Monday, 1 June 2015

Memories of VE Day (2015)












One Sunday morning recently, walking into the vestry of my local church, St Luke’s, Headless Cross (Redditch) in Worcestershire, a close friend and fellow member of our choir invited the writer to view that which she had published in our monthly magazine. So moving were her words, this column now shares them with the wider circle this column touches internationally.



Mrs Dorothy Marriott has become a close friend during the past 4 years or so, within the context of our local church and we have shared many thoughts, memories and reflections based on our mutual love of our church, our faith and liturgical music. We have had a few laughs too…



In a review of the monumental events of the recent VE Day memorial events, which moved so many of us, given the input of the diminishing ranks of those who were contemporary to the times, Dot has these lines to share…



Whilst I was watching V.E. Day 70 years celebrations on the television I was at times moved to tears and when the programme ended, I felt the need to write down what it has all meant to me.

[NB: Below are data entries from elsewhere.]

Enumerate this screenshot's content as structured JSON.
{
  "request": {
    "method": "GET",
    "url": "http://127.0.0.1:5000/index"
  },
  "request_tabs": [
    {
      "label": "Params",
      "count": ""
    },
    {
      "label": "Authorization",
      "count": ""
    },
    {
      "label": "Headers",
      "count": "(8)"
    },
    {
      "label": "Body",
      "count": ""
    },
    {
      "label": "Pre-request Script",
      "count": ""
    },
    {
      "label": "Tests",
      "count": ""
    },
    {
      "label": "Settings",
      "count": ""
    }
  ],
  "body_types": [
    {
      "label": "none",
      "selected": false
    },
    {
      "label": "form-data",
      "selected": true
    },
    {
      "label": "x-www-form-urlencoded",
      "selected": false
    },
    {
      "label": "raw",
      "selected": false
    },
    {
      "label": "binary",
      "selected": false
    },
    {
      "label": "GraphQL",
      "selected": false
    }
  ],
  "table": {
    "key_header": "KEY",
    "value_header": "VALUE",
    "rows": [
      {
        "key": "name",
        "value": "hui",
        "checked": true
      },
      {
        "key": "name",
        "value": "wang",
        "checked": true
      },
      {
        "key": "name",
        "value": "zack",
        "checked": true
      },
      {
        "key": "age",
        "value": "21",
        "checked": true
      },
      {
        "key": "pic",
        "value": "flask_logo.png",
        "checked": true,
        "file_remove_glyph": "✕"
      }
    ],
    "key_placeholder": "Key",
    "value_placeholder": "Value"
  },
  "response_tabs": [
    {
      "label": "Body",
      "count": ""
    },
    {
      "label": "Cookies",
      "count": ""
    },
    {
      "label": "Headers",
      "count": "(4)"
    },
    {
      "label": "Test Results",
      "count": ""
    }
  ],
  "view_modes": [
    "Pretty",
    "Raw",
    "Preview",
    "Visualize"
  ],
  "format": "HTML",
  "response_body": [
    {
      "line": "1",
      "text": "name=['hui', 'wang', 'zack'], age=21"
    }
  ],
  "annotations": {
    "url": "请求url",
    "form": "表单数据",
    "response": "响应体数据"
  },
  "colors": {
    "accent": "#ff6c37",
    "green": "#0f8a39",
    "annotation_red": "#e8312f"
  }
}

 I was seventeen when I started working in a military hospital. After some initial training my boss decided to take me on his ward rounds to train me further in my chosen career. I shall never forget entering a ward of badly wounded service men who had been in tanks blown up by enemy fire. It was a very hot August that year and flies were crawling over their wired faces, as many had suffered fractured jaws and they were unable to flick the flies away.



Their arms were encased in bags of saline because of the burns caused by the blazing tanks. The smell of burnt flesh is also something that I shall never forget. In other wards there were wounded men so covered in bandages it was a problem to find some where to get a blood sample. Some wards men were there with horrific injuries and in other wards there were paralysed men with no hope of getting mobility back.

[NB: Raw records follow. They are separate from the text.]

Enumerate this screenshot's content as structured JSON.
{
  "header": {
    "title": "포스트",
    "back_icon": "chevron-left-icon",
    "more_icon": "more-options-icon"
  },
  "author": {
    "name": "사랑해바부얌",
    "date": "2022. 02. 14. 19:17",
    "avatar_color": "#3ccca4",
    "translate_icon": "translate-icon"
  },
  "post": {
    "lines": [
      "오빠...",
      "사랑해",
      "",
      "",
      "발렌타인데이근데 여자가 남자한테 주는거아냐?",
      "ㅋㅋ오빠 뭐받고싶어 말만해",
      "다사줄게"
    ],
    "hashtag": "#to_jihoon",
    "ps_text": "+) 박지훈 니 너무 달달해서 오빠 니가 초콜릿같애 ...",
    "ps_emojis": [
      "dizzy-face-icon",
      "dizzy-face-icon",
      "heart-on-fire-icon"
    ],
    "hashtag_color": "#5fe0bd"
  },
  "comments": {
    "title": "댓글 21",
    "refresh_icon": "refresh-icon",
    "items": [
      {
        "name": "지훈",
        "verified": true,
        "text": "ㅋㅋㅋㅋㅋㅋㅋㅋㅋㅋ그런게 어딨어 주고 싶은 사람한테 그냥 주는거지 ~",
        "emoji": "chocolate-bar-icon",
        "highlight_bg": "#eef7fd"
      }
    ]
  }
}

 Nevertheless their only thought was to get healed and return to the front and re-join their comrades. Many would laugh and joke with you. War is not glorious, which I fear is a mistaken impression some people feel when watching the parades. I view November Remembrance Sunday with mixed feelings and when we are asked to 'Remember them'- I do. Peace and love, Dot.

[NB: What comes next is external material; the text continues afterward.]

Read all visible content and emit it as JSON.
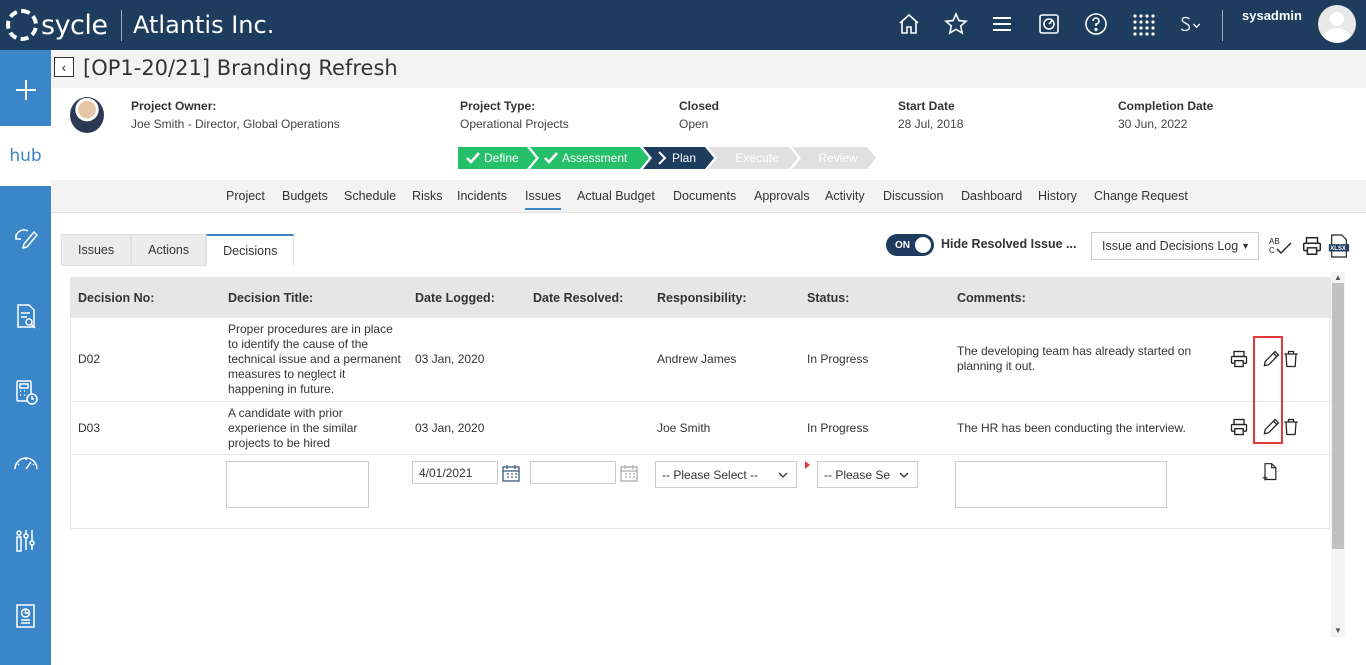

Reading and re-reading these anecdotes of events so long ago, but nevertheless seared into Dot’s lovely heart, one could be moved to tears. Apparently some people have been so moved and understandably so. Mrs Marriott (Dot) is surrounded by a close-knit family and furthermore is the current ‘head honcho’ of the local Mothers Union. 

For obvious reasons, one cannot publish a lady’s age, but she is a week or two older than this columnist! She works indefatigably in all she does in a myriad of activities that she pursues, not least singing Soprano in our Church choir. (Yours truly at 57 is the youngest of all of the regular members!... So humbling)



Knowledge is nothing if it is not shared: Dot has shared, in the most succinct and concise sense, strong emotions that mean a lot to her. Deeply moving emotions that must at times trouble her mind: Suffering and strife are not mutually exclusive to World War II of course, nor to earlier conflicts. For example, the only year in the 20th century when a British Soldier was not lost to attrition was 1968. 

We continue to be hugely extended militarily now, thanks to arguably the paucity of political leadership that prevails, ad nausea. Our troops simply do not have the budget commitments that even the appeasement government of 1938 allowed the MOD. Scandalous!



God bless you Dot darling… and thank you….


By

Chris Green 

Beşparmak Media Services